Dhaka, Bangladesh (BBN)– The government has decided to slash the import duty on rice further to keep the rice market stable through boosting supply of the prime staple.
Food Minister Qamrul Islam disclosed the decision after a meeting of the Food Planning and Monitoring Committee held at the Secretariat in Dhaka on Wednesday.
The import duty on rice will come down to 2.0 per cent from the existing level of 10 per cent, according to the decision.
The decision to cut down the import duty was taken to stabilise the rice market and a circular will be issued soon in this regard, the minister told reporters after the meeting.
The government also decided to import 1.5 million tonnes of rice and 0.5 million tonnes of wheat to boost the food grains stock, he added.
Earlier on June 20 this year, the government slashed the import duty on rice to 10 per cent from 25 per cent earlier.
Besides, a 3.0 per cent regulatory duty, required to import rice, was also withdrawn on the same day.
On the other hand, the central bank of Bangladesh has already relaxed its policies to encourage rice import to meet the growing demand for the essential in the local markets.

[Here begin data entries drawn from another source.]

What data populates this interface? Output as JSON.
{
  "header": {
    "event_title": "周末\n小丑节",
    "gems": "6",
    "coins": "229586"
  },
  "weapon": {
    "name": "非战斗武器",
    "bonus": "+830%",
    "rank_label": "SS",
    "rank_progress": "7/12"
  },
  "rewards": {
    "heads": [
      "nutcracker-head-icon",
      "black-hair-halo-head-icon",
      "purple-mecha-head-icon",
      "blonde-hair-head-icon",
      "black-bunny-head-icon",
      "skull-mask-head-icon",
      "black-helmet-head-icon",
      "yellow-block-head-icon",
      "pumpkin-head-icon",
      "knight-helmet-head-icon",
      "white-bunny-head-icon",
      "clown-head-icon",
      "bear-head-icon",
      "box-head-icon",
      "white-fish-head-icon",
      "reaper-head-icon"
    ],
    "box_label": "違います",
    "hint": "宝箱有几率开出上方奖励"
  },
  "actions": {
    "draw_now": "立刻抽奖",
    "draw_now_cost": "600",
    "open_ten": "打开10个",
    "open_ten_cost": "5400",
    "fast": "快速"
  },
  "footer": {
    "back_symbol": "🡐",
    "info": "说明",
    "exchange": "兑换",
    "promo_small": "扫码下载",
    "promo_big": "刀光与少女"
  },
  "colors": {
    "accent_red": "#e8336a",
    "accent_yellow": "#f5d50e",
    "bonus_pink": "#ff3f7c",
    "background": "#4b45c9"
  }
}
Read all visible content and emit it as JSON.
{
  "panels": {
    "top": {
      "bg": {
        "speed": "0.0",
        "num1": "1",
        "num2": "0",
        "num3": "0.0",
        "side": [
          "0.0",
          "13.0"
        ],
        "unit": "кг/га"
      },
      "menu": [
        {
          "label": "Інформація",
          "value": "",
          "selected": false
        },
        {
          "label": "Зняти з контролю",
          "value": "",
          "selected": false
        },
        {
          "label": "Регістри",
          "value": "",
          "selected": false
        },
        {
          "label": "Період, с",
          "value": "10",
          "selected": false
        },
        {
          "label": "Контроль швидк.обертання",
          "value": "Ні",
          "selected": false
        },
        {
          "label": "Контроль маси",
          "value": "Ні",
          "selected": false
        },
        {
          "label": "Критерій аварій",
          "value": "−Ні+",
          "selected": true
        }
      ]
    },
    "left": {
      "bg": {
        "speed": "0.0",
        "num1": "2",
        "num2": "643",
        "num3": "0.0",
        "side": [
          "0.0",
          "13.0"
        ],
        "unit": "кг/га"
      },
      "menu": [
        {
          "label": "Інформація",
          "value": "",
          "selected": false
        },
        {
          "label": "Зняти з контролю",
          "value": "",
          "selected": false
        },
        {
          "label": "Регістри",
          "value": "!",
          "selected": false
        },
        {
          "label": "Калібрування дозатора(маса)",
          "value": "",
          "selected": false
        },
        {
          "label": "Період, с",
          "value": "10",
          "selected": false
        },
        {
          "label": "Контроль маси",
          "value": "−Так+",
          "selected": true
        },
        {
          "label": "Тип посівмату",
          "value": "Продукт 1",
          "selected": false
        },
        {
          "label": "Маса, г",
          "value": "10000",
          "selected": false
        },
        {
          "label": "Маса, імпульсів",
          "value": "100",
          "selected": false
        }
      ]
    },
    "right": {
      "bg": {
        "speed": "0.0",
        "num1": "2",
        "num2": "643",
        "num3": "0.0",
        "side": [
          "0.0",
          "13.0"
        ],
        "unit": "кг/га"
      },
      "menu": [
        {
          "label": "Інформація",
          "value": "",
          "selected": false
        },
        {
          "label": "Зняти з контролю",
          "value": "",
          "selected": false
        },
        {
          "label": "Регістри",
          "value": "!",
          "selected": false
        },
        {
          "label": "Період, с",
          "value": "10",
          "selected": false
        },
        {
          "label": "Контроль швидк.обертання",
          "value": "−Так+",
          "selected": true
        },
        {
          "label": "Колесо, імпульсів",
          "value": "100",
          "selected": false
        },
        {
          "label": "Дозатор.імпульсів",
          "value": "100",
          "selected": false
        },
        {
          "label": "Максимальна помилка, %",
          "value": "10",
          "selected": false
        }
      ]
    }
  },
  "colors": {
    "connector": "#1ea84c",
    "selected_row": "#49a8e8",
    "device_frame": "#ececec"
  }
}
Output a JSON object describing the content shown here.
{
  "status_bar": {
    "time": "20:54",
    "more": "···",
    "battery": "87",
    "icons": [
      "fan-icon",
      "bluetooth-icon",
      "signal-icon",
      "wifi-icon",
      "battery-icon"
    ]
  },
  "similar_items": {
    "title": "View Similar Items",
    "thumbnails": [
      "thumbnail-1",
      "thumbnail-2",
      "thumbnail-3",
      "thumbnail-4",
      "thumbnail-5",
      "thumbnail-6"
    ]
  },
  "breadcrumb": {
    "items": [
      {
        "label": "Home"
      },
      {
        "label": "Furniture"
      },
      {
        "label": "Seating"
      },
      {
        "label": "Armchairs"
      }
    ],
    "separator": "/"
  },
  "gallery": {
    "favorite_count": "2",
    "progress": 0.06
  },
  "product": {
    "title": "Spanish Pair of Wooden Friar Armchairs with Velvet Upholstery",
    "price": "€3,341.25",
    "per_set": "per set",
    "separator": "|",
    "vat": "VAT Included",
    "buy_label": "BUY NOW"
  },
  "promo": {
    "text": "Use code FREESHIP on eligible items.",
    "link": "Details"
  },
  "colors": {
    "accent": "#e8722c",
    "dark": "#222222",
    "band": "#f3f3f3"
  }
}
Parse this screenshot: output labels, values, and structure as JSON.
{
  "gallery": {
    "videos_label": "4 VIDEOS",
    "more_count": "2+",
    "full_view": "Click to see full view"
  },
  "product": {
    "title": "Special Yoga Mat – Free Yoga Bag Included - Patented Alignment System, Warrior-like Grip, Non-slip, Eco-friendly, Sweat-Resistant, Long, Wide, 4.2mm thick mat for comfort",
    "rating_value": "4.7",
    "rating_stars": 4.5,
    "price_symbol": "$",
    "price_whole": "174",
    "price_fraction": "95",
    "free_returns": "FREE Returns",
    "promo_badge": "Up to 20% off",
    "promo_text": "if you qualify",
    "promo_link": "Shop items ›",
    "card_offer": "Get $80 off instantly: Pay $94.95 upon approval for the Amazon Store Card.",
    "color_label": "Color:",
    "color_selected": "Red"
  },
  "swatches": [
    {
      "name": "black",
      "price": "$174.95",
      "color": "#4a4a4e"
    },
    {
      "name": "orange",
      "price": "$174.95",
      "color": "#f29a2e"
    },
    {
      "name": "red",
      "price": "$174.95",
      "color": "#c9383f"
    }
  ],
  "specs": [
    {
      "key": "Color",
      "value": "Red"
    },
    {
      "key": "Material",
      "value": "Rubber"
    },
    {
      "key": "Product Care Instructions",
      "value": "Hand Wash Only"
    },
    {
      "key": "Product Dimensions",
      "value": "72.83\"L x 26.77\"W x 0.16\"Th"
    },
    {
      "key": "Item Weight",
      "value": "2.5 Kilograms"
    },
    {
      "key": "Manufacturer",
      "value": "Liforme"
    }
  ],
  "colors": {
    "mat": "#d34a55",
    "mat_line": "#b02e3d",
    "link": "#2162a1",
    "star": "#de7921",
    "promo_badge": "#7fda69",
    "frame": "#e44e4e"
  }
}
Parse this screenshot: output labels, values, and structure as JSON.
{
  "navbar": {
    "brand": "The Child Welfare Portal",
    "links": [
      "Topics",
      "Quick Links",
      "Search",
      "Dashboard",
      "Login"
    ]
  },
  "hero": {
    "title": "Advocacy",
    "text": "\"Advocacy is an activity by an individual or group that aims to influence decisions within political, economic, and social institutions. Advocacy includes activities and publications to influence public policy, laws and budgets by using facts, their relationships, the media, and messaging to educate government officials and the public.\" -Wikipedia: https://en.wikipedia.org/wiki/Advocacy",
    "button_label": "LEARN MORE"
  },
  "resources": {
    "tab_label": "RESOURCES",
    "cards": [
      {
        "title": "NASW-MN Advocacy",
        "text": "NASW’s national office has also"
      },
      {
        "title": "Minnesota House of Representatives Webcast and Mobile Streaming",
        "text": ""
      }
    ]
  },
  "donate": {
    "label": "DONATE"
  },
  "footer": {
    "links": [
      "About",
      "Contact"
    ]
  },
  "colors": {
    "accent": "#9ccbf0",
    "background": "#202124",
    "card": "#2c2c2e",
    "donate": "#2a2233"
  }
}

Earlier on July 20, the Bangladesh Bank (BB) relaxed further its foreign exchange transaction rules for opening letters of credit (LCs) against rice import to ensure sufficient supply of the staple food in the market.
Under the relaxed rules, the commercial banks were allowed till December 31, 2017 to open LCs against deferred or usance bill basis or under buyer’s credit up to 90 days term.
The central bank had also allowed the banks to open LCs for importing rice with zero-margin on the basis of bank-client relationship.
The government as well as the central bank had taken the latest moves against the backdrop of damaging the output of the single biggest crop, Boro, in May due to flash floods particularly in haor areas (marshlands) of Bangladesh.
The import of food grains particularly rice and wheat increased by 2.78 per cent to $1.15 billion in the fiscal year (FY) 2016-17 from $1.12 billion in the FY 16, according to the BB’s latest statistics.
However, import of consumer goods increased by 9.18 per cent to $5.02 billion in the FY 17 from $4.60 billion a year ago.